[WHAT IS BEING ASKED] Going line by line through the data below, report how many lines include the word "file", with nothing added.

[EXERCISE DATA]
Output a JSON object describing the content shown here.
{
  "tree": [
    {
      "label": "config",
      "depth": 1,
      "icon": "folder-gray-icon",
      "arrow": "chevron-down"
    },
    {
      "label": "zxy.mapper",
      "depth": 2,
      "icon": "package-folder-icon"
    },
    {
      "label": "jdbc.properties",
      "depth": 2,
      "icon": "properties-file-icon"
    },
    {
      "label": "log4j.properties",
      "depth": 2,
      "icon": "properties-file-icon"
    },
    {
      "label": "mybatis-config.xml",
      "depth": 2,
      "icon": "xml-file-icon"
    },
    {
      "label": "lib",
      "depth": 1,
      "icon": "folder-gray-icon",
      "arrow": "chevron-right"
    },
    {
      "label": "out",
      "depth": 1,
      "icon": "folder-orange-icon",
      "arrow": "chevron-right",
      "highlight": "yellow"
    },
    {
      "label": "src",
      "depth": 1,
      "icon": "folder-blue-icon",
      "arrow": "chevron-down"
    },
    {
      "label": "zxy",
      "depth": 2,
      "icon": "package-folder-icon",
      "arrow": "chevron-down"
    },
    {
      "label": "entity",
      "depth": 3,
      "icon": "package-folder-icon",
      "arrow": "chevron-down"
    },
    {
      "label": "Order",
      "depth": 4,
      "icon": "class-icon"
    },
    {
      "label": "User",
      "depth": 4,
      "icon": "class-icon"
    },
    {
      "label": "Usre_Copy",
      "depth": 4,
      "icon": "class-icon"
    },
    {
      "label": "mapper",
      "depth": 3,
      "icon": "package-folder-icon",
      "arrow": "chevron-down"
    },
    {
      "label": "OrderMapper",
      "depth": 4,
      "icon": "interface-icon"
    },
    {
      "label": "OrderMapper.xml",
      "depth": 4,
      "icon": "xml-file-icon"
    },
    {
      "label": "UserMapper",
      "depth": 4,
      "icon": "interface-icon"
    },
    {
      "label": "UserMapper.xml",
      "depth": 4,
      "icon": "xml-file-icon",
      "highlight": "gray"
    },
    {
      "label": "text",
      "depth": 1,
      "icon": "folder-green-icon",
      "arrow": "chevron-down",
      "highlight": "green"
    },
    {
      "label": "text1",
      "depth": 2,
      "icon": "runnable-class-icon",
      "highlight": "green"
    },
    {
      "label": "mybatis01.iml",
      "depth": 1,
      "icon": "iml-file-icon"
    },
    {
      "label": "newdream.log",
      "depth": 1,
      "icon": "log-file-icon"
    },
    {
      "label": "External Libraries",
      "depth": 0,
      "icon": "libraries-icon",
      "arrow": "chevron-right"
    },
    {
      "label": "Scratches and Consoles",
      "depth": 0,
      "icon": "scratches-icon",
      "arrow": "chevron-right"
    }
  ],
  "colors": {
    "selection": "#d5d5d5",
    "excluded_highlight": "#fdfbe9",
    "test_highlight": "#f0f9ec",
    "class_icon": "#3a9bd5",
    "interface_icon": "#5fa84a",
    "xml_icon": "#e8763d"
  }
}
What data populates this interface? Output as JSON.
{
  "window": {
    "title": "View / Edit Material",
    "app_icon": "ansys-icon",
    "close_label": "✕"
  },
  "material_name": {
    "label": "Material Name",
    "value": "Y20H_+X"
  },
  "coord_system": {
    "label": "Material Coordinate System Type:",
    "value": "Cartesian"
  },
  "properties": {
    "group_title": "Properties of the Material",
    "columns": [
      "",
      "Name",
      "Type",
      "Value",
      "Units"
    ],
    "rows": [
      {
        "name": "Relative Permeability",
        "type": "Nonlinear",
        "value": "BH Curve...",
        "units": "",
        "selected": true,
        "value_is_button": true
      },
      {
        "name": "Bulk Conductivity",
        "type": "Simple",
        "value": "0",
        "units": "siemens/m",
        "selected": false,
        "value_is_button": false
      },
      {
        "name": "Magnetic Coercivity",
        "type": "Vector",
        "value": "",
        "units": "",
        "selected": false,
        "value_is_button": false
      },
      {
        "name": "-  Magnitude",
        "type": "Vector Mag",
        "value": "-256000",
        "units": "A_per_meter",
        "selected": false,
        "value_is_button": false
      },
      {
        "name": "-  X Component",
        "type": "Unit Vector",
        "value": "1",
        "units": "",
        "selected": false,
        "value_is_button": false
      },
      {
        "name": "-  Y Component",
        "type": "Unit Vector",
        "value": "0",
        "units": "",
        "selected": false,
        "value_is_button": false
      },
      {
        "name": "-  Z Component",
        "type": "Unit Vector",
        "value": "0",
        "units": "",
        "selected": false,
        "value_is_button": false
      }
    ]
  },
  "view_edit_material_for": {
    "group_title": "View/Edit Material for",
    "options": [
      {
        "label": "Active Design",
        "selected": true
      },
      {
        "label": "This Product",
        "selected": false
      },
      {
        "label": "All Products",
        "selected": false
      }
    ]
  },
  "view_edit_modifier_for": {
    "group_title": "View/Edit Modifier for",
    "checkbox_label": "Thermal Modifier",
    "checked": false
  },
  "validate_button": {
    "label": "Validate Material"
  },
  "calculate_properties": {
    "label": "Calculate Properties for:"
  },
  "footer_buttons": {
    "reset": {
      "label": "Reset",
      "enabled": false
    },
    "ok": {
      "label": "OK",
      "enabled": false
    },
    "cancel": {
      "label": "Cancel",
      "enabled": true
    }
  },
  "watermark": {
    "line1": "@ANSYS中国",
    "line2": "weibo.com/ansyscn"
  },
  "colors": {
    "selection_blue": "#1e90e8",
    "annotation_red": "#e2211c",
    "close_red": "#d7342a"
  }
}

[RESULT OF THIS EXERCISE] 7